Addressing the right factors
In 2004, social scientist Dr Lisa Arai critiqued the research done by the TPS. She categorised the three risk factors identified by the TPS as structural, technical/educational and sociocultural themes (see Table 1).
Table 1. Categorising the risk factors associated with teenage pregnancy
|Sexual health knowledge and education
|Wider messages about sex and reproduction
|Information/use of contraception or abortion
|Community messages about sex and reproduction
|Knowledge about parenthood
|Peer group messages about sex and reproduction
The TPS primarily addressed technical/educational factors through increasing contraception availability and promoting sex and relationship education. However, a qualitative study published in Young Mothers? by Ann Phoenix found that most young women in her study had not fallen pregnant because of ignorance about contraception, but because they had long anticipated motherhood to be the most fulfilling part of their lives.
These women were usually members of communities where teenage pregnancy was common among friends and family, suggesting that they would be familiar with the lifestyle associated with being a young parent as it was part of their culture. This raises a question about linear causation between educational ignorance and teenage pregnancy rates, although the former may be indicated as a factor in multifactorial causation.
National sociocultural background structures and norms are difficult to measure and evaluate, which may explain the TPS focus on immediately visible technical factors. Intervention for only one category of risk factors will reduce teenage pregnancy to a point, but technical factors are part of a multifactorial causation. Effective policy should aim to influence all amenable risk factors.
Where are we now?
The UK’s teenage pregnancy rates have continued to fall since the 1990s, suggesting the TPS was successful in addressing at least some factors associated with its prevalence.
However, since the TPS came to an end in 2010, public health spending has been drastically cut. This has brought many preventive strategies to a close, which is often felt most by the poorest, who are at highest risk of teenage pregnancy.

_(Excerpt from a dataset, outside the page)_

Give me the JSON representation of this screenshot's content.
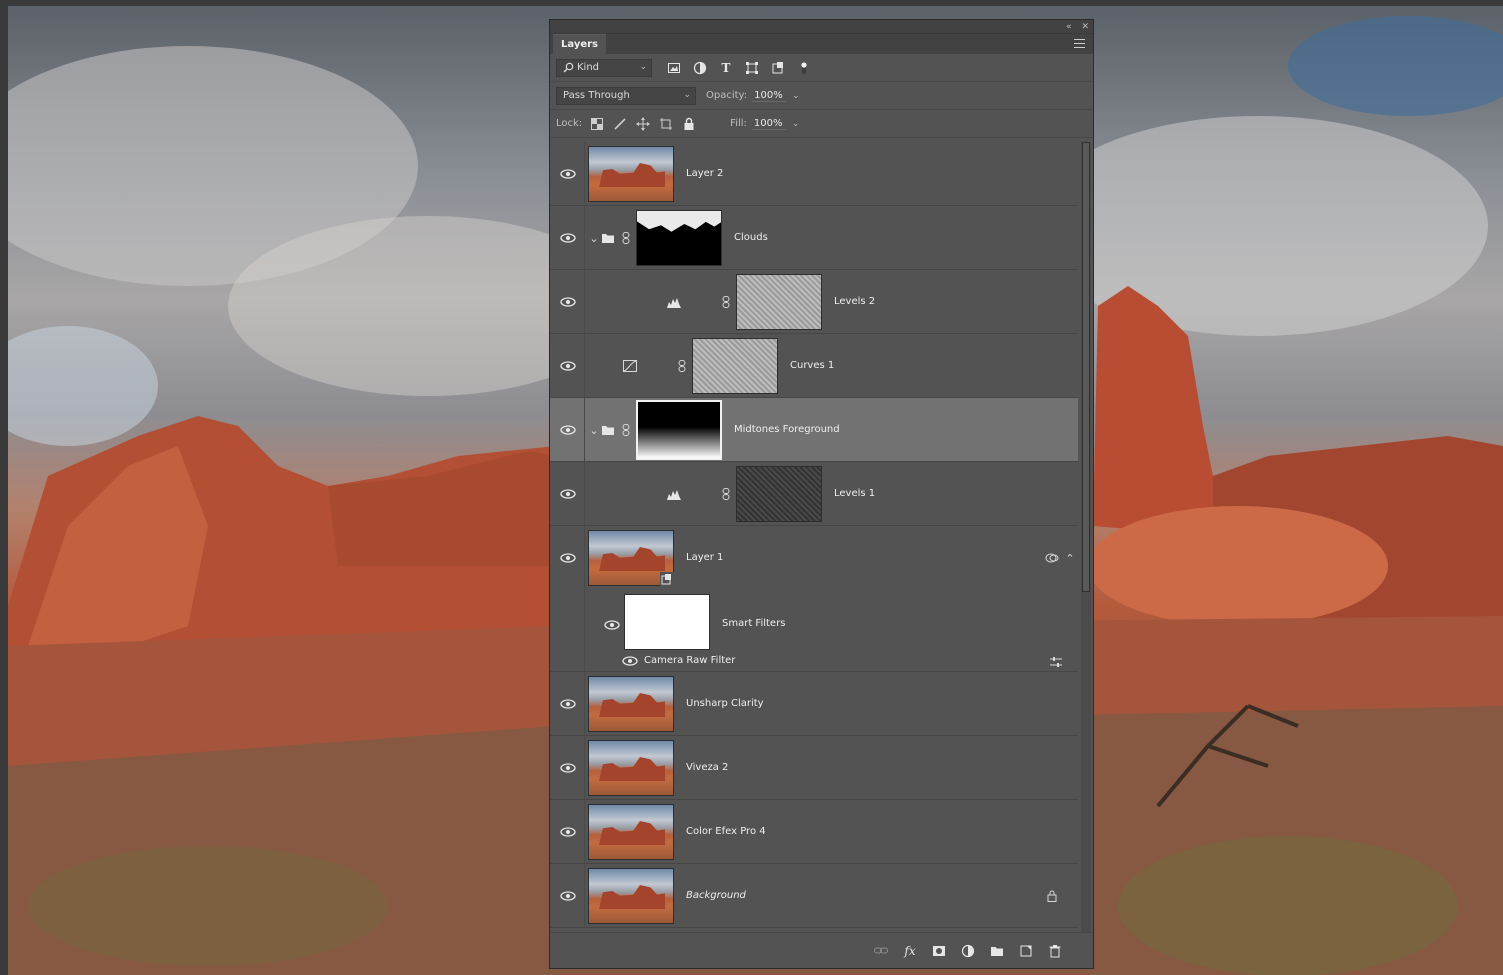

Funding for sexual health services was transferred from the NHS to local authority budgets in 2013/14, and cuts continue. Of course, this affects more than teen pregnancy rates. Other sexual health-related issues, predominantly sexually transmitted infections (STIs), are also impacted. This comes at a time when people are accessing sexual health services more than ever before, record levels of STIs are being diagnosed, difficult-to-treat antibiotic-resistant strains of infection are being detected, and the need for quality contraception and HIV testing is more important than ever.
What does the future hold?
Without the financial provision for preventive care, and with cuts to social care leading to more people living in poverty, the UK can expect to see a rise in various public health challenges. Inevitably, this will incur a cost to society – both financially and socially.
Sandra Evans is a former Researcher for The Health Policy Partnership.
The opinions expressed in this blog are those of the author and do not necessarily represent the views of The Health Policy Partnership.